Scarfolk is a fictional northern English town created by writer and designer Richard Littler, who is sometimes identified as the town mayor. First published as a blog of fake historical documents, parodying British public information posters of the 1970s, a collected book was published in 2014.
Littler has said “I was always scared as a kid, always frightened of what I was faced with. … You’d walk into WHSmith… and see horror books with people’s faces melting. Kids’ TV included things like Children of the Stones, a very odd series you just wouldn’t get today. I remember a public information film made by some train organisation in which a children’s sports day was held on train tracks and, one by one, they were killed. It was insane. … I’m just taking it to the next logical step.
Scarfolk, which is forever locked in the 1970s, is a satire not only on that decade but also on contemporary events. It touches on themes of totalitarianism, suburban life, occultism and religion, school and childhood, as well as social attitudes such as racism and sexism.

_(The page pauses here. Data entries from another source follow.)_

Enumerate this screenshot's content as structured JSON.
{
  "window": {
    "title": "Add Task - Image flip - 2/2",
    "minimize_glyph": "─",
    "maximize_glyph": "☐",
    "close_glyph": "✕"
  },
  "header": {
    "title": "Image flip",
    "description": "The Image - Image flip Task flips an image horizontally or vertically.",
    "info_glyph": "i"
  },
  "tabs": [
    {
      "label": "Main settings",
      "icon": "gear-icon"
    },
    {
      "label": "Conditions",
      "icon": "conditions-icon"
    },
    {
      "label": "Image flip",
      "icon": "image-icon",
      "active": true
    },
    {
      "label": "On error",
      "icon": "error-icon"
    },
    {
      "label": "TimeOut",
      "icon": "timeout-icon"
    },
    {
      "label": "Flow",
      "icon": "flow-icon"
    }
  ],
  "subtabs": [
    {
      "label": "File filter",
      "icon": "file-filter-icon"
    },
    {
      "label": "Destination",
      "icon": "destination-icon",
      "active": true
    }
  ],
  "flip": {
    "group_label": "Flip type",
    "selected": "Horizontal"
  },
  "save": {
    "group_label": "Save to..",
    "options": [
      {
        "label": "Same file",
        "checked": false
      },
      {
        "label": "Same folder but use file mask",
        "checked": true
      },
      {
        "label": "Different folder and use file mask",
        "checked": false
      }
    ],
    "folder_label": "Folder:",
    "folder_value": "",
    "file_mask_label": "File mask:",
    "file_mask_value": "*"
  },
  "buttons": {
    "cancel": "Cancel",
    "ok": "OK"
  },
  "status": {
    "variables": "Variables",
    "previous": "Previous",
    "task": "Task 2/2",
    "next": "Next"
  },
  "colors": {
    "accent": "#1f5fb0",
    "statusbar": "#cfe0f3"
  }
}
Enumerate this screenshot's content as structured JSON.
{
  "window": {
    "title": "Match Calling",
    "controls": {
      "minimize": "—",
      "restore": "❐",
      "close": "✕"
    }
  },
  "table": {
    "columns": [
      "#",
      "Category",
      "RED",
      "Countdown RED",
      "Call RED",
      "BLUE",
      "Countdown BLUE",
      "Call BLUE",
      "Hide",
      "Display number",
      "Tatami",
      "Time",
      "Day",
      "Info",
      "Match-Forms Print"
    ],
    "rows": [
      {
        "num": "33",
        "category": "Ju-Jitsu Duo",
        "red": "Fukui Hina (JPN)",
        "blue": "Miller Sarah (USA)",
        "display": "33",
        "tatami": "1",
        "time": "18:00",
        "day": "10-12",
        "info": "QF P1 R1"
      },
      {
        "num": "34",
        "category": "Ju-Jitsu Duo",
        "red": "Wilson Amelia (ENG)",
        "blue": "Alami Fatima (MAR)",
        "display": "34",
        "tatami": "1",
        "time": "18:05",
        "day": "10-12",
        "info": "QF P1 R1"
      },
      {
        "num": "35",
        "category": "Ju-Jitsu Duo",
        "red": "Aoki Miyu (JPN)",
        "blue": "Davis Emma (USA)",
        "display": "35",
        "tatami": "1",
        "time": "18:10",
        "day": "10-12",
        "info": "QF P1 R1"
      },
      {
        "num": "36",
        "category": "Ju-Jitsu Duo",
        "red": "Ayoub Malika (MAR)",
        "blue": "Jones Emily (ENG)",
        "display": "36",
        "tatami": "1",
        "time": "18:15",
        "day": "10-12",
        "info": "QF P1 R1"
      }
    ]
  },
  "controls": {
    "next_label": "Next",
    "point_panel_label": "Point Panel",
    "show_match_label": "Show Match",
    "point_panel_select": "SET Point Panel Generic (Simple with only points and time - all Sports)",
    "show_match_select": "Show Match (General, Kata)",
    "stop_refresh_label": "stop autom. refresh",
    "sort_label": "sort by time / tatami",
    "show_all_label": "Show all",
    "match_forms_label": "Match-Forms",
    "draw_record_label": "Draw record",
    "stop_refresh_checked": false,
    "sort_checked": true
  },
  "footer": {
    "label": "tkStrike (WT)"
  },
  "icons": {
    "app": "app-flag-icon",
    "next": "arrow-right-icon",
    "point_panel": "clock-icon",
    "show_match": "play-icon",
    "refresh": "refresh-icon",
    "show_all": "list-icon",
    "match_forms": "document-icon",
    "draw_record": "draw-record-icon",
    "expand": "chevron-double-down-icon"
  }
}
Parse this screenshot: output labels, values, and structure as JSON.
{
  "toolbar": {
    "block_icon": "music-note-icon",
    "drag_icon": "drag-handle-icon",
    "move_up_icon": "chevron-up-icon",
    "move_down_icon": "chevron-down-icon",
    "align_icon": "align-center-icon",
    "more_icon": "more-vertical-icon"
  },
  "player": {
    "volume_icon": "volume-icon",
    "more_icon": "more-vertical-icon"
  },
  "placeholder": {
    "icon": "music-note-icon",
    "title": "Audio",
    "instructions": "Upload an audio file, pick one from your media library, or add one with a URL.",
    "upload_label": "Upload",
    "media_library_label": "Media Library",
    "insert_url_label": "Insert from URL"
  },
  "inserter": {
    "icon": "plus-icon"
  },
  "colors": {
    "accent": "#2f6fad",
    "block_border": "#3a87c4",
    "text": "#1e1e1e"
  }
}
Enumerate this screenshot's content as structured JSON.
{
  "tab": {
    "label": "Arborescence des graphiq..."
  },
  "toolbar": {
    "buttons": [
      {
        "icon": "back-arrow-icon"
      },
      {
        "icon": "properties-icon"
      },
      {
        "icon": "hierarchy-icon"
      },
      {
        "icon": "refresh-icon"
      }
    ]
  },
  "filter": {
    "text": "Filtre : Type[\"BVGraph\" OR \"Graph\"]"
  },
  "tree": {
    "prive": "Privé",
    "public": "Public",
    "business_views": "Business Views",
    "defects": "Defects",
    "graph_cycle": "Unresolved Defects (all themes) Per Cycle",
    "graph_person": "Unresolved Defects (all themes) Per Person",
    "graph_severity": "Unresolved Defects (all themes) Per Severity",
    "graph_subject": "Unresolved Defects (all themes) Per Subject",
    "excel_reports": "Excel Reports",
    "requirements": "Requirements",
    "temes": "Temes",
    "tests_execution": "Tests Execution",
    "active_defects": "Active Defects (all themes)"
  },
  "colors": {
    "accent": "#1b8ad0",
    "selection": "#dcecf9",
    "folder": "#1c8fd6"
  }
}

Scarfolk was initially presented as a fake blog which purportedly releases artefacts from the town council’s archive. Artefacts include public information literature, out-of-print books, record and cassette sleeves, advertisements, television programme screenshots, household products, and audio and video, many of which suggest brands and imagery recognisable from the period. Additionally, artefacts are usually accompanied by short fictional vignettes which are also presented as factual and introduce residents of Scarfolk. The public information literature often ends with the strapline: “For more information please reread.”
The aesthetic is utilitarian, inspired by public sector materials in the United Kingdom such as Protect and Survive.